#### [WORK REQUEST]
Go line by line through the entries below and copy those containing the string "JSON".

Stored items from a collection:
============================================================

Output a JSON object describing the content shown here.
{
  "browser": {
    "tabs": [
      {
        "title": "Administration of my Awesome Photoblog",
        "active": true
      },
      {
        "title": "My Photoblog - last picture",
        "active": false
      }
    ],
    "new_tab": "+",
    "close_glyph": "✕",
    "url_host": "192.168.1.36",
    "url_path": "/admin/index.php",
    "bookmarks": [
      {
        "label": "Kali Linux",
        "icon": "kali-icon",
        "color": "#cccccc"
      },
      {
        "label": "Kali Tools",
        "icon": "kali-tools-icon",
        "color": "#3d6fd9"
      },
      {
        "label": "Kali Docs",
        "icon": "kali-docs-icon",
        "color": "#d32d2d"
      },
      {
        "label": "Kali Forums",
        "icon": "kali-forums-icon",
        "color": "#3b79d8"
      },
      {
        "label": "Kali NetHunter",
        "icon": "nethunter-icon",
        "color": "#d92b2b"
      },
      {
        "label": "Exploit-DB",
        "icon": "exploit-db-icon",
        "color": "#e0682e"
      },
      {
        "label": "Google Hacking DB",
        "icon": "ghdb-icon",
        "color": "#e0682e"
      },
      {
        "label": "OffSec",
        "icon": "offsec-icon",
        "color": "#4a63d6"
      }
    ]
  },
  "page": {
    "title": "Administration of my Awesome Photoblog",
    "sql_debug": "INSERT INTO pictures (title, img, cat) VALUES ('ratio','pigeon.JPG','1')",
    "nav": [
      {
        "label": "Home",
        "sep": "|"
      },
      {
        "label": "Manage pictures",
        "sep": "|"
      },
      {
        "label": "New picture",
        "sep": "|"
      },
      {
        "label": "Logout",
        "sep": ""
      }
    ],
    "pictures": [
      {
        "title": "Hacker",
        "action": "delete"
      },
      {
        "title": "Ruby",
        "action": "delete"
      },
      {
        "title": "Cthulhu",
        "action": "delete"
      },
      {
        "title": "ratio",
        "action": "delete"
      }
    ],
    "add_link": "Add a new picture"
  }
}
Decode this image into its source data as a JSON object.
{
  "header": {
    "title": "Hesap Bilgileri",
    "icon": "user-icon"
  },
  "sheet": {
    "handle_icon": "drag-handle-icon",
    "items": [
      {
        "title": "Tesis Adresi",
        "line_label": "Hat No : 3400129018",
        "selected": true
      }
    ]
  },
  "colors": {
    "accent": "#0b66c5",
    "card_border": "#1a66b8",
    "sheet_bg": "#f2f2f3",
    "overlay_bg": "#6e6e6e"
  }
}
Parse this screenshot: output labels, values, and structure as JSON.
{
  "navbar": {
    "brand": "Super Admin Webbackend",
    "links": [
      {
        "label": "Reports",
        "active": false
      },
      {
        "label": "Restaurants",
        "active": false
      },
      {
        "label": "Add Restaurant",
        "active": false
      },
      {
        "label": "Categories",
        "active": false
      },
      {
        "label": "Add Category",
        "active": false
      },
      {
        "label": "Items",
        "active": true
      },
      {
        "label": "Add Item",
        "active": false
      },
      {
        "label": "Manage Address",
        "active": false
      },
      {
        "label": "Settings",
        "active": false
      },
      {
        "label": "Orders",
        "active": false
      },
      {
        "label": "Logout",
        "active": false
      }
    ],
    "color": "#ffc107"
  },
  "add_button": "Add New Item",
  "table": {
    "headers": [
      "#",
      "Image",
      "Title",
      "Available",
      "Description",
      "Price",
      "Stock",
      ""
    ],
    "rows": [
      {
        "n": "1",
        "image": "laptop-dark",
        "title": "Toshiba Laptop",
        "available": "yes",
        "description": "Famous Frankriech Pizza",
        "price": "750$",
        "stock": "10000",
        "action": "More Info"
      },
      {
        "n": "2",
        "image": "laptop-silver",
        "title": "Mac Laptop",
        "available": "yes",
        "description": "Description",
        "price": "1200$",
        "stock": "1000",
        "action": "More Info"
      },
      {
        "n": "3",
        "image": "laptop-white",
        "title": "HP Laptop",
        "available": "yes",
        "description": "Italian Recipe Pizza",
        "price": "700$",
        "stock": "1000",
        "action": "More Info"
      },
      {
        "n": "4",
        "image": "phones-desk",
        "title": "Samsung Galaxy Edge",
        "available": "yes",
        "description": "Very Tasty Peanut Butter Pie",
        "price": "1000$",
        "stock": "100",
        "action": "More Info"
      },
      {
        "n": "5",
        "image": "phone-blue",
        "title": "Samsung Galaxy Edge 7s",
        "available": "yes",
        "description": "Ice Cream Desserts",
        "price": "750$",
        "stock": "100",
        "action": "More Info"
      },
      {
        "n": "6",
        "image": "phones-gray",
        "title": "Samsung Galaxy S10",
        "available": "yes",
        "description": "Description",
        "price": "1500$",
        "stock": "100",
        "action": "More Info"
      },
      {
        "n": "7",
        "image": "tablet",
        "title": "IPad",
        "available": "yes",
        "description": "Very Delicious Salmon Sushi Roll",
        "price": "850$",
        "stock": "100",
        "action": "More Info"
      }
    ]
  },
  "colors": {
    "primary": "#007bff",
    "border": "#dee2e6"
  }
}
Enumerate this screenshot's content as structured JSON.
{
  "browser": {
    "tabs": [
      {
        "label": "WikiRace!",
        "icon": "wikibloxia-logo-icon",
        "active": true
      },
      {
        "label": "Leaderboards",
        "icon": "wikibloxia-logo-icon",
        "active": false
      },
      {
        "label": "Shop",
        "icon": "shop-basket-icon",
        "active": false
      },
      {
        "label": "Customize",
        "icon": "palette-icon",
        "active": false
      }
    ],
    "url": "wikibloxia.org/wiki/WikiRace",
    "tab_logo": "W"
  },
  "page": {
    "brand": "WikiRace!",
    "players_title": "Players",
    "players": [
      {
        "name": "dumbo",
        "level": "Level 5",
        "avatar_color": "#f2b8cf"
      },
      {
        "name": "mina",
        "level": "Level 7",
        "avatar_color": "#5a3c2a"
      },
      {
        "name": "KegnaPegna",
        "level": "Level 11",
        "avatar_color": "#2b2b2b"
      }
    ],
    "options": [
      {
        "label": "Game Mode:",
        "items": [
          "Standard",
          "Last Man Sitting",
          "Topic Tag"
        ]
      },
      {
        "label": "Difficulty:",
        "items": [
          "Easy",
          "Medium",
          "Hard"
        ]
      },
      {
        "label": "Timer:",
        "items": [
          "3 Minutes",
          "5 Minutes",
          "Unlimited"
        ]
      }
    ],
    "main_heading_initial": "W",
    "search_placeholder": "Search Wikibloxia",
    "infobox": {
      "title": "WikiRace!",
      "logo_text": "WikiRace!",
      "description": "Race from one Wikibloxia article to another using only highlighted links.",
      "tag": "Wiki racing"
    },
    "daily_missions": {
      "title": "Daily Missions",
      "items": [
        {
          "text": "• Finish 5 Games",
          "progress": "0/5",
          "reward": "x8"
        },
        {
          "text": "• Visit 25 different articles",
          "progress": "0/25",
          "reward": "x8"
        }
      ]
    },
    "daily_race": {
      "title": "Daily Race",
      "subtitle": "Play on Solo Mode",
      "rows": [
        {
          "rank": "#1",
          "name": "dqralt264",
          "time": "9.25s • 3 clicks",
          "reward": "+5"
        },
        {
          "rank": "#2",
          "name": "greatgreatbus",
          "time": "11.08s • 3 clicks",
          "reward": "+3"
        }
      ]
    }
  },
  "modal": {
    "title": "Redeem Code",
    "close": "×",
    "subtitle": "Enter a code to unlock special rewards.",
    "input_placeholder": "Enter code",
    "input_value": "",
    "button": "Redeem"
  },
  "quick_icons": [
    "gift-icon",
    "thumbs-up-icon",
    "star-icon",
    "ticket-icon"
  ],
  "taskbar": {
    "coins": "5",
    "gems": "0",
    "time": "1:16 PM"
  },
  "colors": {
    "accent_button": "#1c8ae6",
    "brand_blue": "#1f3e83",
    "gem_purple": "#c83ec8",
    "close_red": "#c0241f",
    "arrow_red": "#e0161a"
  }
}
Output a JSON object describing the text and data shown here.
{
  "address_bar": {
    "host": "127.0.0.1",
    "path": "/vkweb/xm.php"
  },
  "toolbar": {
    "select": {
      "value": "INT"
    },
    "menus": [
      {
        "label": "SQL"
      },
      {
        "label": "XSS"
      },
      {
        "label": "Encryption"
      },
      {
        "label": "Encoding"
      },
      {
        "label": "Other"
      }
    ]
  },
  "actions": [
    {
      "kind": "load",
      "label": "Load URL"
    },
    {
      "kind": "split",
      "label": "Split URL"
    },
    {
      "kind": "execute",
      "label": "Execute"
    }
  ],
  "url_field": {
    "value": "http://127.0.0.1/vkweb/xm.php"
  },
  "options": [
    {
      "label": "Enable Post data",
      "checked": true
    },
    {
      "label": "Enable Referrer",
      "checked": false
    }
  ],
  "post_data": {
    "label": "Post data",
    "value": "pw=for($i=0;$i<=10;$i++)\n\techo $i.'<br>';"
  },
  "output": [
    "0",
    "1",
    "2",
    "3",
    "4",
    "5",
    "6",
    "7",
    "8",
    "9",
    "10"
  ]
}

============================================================

#### [RESPONSE FOR THIS EXERCISE]
Output a JSON object describing the content shown here.
Decode this image into its source data as a JSON object.
Parse this screenshot: output labels, values, and structure as JSON.
Enumerate this screenshot's content as structured JSON.
Output a JSON object describing the text and data shown here.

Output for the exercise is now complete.